That means he wants an easy path to reelection this November. And it also means he wants to avoid any conspicuous left-bent primary opponent who could soften up Cuomo for left-bent hostility in 2020 or beyond. As Kenneth Lovett noted, his January State of the State Address was a long love letter to the progressives who have sometimes despised or mistrusted him:
Cuomo’s 92-minute speech was sprinkled, liberally, with reminders of progressive legislation passed in the past seven years like the legalization of gay marriage, creation of a $15 minimum wage, a paid family leave program and a free college tuition program for some students. At one point, he even had people affected by each of those policies stand up to be seen.
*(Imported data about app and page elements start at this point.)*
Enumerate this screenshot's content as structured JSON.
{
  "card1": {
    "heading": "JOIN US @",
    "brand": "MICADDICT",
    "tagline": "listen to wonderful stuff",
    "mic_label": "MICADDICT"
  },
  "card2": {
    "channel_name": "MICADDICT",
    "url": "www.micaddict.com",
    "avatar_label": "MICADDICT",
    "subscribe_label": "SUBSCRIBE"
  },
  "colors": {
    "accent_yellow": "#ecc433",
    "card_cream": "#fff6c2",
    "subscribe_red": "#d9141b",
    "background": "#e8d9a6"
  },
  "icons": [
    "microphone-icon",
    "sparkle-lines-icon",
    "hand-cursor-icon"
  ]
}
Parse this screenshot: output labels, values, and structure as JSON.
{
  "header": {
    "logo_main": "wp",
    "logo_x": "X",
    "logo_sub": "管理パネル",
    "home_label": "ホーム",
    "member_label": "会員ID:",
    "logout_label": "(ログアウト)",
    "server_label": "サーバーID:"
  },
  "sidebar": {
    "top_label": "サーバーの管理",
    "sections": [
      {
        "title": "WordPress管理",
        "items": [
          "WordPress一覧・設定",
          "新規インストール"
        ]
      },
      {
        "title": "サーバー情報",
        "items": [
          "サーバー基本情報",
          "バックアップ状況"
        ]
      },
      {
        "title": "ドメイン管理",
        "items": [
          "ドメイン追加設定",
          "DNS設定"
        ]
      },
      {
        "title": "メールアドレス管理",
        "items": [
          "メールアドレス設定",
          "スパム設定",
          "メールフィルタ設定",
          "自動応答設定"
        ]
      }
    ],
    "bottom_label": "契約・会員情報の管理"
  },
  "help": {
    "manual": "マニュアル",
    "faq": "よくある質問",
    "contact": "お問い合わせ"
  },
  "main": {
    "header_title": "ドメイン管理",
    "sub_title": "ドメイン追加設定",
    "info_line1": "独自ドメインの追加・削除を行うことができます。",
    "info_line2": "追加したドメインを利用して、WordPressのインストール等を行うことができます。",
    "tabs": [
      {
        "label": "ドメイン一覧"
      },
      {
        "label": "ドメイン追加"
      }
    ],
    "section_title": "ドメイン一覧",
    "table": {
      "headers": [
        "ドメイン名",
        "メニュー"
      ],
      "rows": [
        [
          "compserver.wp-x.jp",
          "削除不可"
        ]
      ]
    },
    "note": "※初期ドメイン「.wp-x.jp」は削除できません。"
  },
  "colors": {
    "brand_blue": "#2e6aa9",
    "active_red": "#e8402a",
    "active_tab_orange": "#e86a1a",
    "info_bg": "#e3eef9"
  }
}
The governor also proposed a host of initiatives long sought by progressives, such as early voting and other electoral reforms, criminal justice changes like ending bail for nonviolent criminals, protecting labor unions, and allocating more money to poorer school districts.
More recently, Cuomo snagged an endorsement from New York’s largest union, the state affiliate of the Service Employees International Union, which represents the bulk of the state’s health-care workers.
It’s possible the incumbent has succeeded in placating and intimidating progressives to the point that he will not attract any serious primary opponent. Former Syracuse mayor Stephanie Minor is toying with a challenge, and so is former state senator Terry Gipson.
But the most intriguing possibility is actress Cynthia Nixon, best known as Miranda on the iconic TV show Sex and the City. And it seems Nixon is getting more serious about a gubernatorial bid as time goes by, according to the New York Times:
Cynthia Nixon, who for months has teased her interest in challenging Gov. Andrew M. Cuomo, has engaged in talks with a pair of veteran Democratic political operatives, a sign that she may be moving closer to a decision on whether to run this year, according to people familiar with the situation.
A longtime education activist, Ms. Nixon has also been studying up on other policy areas, in particular transportation policy, according to two people familiar with Ms. Nixon’s activities. The ongoing woes of New York City’s subway system, which are run by the Metropolitan Transportation Authority — overseen by Mr. Cuomo — are widely seen as one of Mr. Cuomo’s greatest political vulnerabilities.
The two operatives in question are Bill Hyers and Rebecca Katz, who are “aligned with the party’s left flank in the state.” They are also former advisers to Mayor Bill de Blasio, who is not exactly a big Cuomo fanboy.
Nixon has a long time to make up her mind about challenging Cuomo; the primary isn’t until September and the filing deadline for qualifying as a candidate isn’t until July. She could keep her plans a secret for now in order to mess with Cuomo’s head. But for the moment, it doesn’t look like she’s going to be intimidated into leaving the incumbent alone altogether.